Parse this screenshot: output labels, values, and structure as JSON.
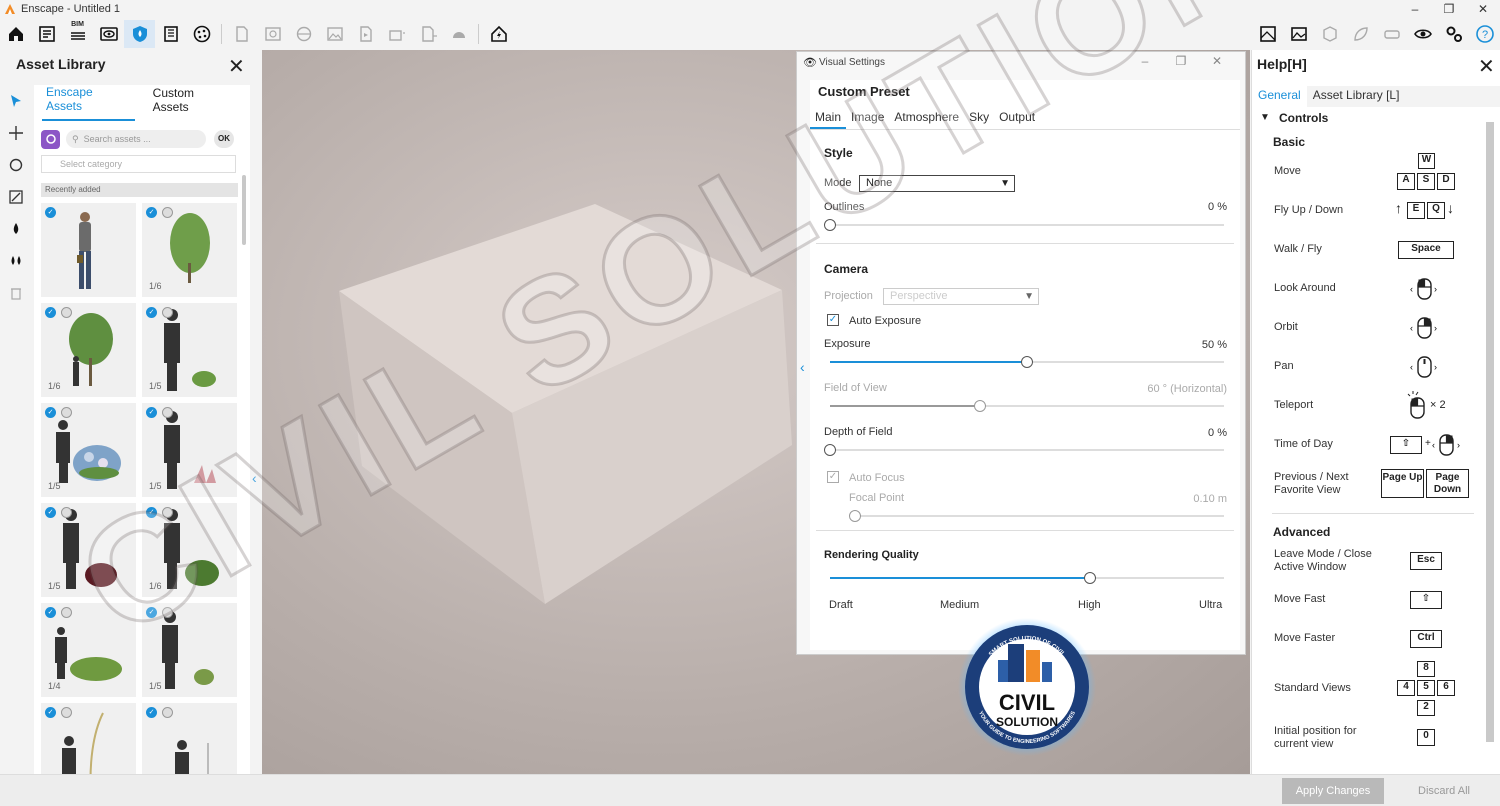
{
  "window": {
    "title": "Enscape - Untitled 1",
    "minimize": "–",
    "maximize": "❐",
    "close": "✕"
  },
  "toolbar": {
    "bim_label": "BIM",
    "collapse_glyph": "⌃"
  },
  "asset_library": {
    "title": "Asset Library",
    "close": "✕",
    "tabs": [
      "Enscape Assets",
      "Custom Assets"
    ],
    "search_placeholder": "Search assets ...",
    "ok_label": "OK",
    "category_placeholder": "Select category",
    "recently_added": "Recently added",
    "tiles": [
      {
        "count": ""
      },
      {
        "count": "1/6"
      },
      {
        "count": "1/6"
      },
      {
        "count": "1/5"
      },
      {
        "count": "1/5"
      },
      {
        "count": "1/5"
      },
      {
        "count": "1/5"
      },
      {
        "count": "1/6"
      },
      {
        "count": "1/4"
      },
      {
        "count": "1/5"
      },
      {
        "count": ""
      },
      {
        "count": ""
      }
    ]
  },
  "visual_settings": {
    "window_title": "Visual Settings",
    "preset": "Custom Preset",
    "tabs": [
      "Main",
      "Image",
      "Atmosphere",
      "Sky",
      "Output"
    ],
    "style": {
      "heading": "Style",
      "mode_label": "Mode",
      "mode_value": "None",
      "outlines_label": "Outlines",
      "outlines_value": "0 %",
      "outlines_fraction": 0.0
    },
    "camera": {
      "heading": "Camera",
      "projection_label": "Projection",
      "projection_value": "Perspective",
      "auto_exposure_label": "Auto Exposure",
      "auto_exposure_checked": true,
      "exposure_label": "Exposure",
      "exposure_value": "50 %",
      "exposure_fraction": 0.5,
      "fov_label": "Field of View",
      "fov_value": "60 ° (Horizontal)",
      "fov_fraction": 0.38,
      "dof_label": "Depth of Field",
      "dof_value": "0 %",
      "dof_fraction": 0.0,
      "auto_focus_label": "Auto Focus",
      "focal_point_label": "Focal Point",
      "focal_point_value": "0.10 m",
      "focal_point_fraction": 0.0
    },
    "rendering_quality": {
      "heading": "Rendering Quality",
      "fraction": 0.66,
      "levels": [
        "Draft",
        "Medium",
        "High",
        "Ultra"
      ]
    }
  },
  "help": {
    "title": "Help[H]",
    "close": "✕",
    "tabs": [
      "General",
      "Asset Library [L]"
    ],
    "controls_heading": "Controls",
    "basic_heading": "Basic",
    "advanced_heading": "Advanced",
    "basic": [
      {
        "label": "Move",
        "keys": [
          "W",
          "A",
          "S",
          "D"
        ]
      },
      {
        "label": "Fly Up / Down",
        "keys": [
          "E",
          "Q"
        ]
      },
      {
        "label": "Walk / Fly",
        "keys": [
          "Space"
        ]
      },
      {
        "label": "Look Around"
      },
      {
        "label": "Orbit"
      },
      {
        "label": "Pan"
      },
      {
        "label": "Teleport",
        "suffix": "× 2"
      },
      {
        "label": "Time of Day"
      },
      {
        "label": "Previous / Next Favorite View",
        "keys": [
          "Page Up",
          "Page Down"
        ]
      }
    ],
    "advanced": [
      {
        "label": "Leave Mode / Close Active Window",
        "keys": [
          "Esc"
        ]
      },
      {
        "label": "Move Fast"
      },
      {
        "label": "Move Faster",
        "keys": [
          "Ctrl"
        ]
      },
      {
        "label": "Standard Views",
        "keys": [
          "8",
          "4",
          "5",
          "6",
          "2"
        ]
      },
      {
        "label": "Initial position for current view",
        "keys": [
          "0"
        ]
      }
    ],
    "plus_sign": "+"
  },
  "bottom": {
    "apply": "Apply Changes",
    "discard": "Discard All"
  },
  "watermark": {
    "text": "CIVIL SOLUTION",
    "badge_top": "SMART SOLUTION OF CIVIL",
    "badge_line1": "CIVIL",
    "badge_line2": "SOLUTION",
    "badge_bottom": "YOUR GUIDE TO ENGINEERING SOFTWARES"
  },
  "colors": {
    "accent": "#1a8fd8",
    "badge_blue": "#1c3e7a",
    "badge_orange": "#f28c28"
  }
}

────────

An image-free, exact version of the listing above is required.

Parse this screenshot: output labels, values, and structure as JSON.
{
  "window": {
    "title": "Enscape - Untitled 1",
    "minimize": "–",
    "maximize": "❐",
    "close": "✕"
  },
  "toolbar": {
    "bim_label": "BIM",
    "collapse_glyph": "⌃"
  },
  "asset_library": {
    "title": "Asset Library",
    "close": "✕",
    "tabs": [
      "Enscape Assets",
      "Custom Assets"
    ],
    "search_placeholder": "Search assets ...",
    "ok_label": "OK",
    "category_placeholder": "Select category",
    "recently_added": "Recently added",
    "tiles": [
      {
        "count": ""
      },
      {
        "count": "1/6"
      },
      {
        "count": "1/6"
      },
      {
        "count": "1/5"
      },
      {
        "count": "1/5"
      },
      {
        "count": "1/5"
      },
      {
        "count": "1/5"
      },
      {
        "count": "1/6"
      },
      {
        "count": "1/4"
      },
      {
        "count": "1/5"
      },
      {
        "count": ""
      },
      {
        "count": ""
      }
    ]
  },
  "visual_settings": {
    "window_title": "Visual Settings",
    "preset": "Custom Preset",
    "tabs": [
      "Main",
      "Image",
      "Atmosphere",
      "Sky",
      "Output"
    ],
    "style": {
      "heading": "Style",
      "mode_label": "Mode",
      "mode_value": "None",
      "outlines_label": "Outlines",
      "outlines_value": "0 %",
      "outlines_fraction": 0.0
    },
    "camera": {
      "heading": "Camera",
      "projection_label": "Projection",
      "projection_value": "Perspective",
      "auto_exposure_label": "Auto Exposure",
      "auto_exposure_checked": true,
      "exposure_label": "Exposure",
      "exposure_value": "50 %",
      "exposure_fraction": 0.5,
      "fov_label": "Field of View",
      "fov_value": "60 ° (Horizontal)",
      "fov_fraction": 0.38,
      "dof_label": "Depth of Field",
      "dof_value": "0 %",
      "dof_fraction": 0.0,
      "auto_focus_label": "Auto Focus",
      "focal_point_label": "Focal Point",
      "focal_point_value": "0.10 m",
      "focal_point_fraction": 0.0
    },
    "rendering_quality": {
      "heading": "Rendering Quality",
      "fraction": 0.66,
      "levels": [
        "Draft",
        "Medium",
        "High",
        "Ultra"
      ]
    }
  },
  "help": {
    "title": "Help[H]",
    "close": "✕",
    "tabs": [
      "General",
      "Asset Library [L]"
    ],
    "controls_heading": "Controls",
    "basic_heading": "Basic",
    "advanced_heading": "Advanced",
    "basic": [
      {
        "label": "Move",
        "keys": [
          "W",
          "A",
          "S",
          "D"
        ]
      },
      {
        "label": "Fly Up / Down",
        "keys": [
          "E",
          "Q"
        ]
      },
      {
        "label": "Walk / Fly",
        "keys": [
          "Space"
        ]
      },
      {
        "label": "Look Around"
      },
      {
        "label": "Orbit"
      },
      {
        "label": "Pan"
      },
      {
        "label": "Teleport",
        "suffix": "× 2"
      },
      {
        "label": "Time of Day"
      },
      {
        "label": "Previous / Next Favorite View",
        "keys": [
          "Page Up",
          "Page Down"
        ]
      }
    ],
    "advanced": [
      {
        "label": "Leave Mode / Close Active Window",
        "keys": [
          "Esc"
        ]
      },
      {
        "label": "Move Fast"
      },
      {
        "label": "Move Faster",
        "keys": [
          "Ctrl"
        ]
      },
      {
        "label": "Standard Views",
        "keys": [
          "8",
          "4",
          "5",
          "6",
          "2"
        ]
      },
      {
        "label": "Initial position for current view",
        "keys": [
          "0"
        ]
      }
    ],
    "plus_sign": "+"
  },
  "bottom": {
    "apply": "Apply Changes",
    "discard": "Discard All"
  },
  "watermark": {
    "text": "CIVIL SOLUTION",
    "badge_top": "SMART SOLUTION OF CIVIL",
    "badge_line1": "CIVIL",
    "badge_line2": "SOLUTION",
    "badge_bottom": "YOUR GUIDE TO ENGINEERING SOFTWARES"
  },
  "colors": {
    "accent": "#1a8fd8",
    "badge_blue": "#1c3e7a",
    "badge_orange": "#f28c28"
  }
}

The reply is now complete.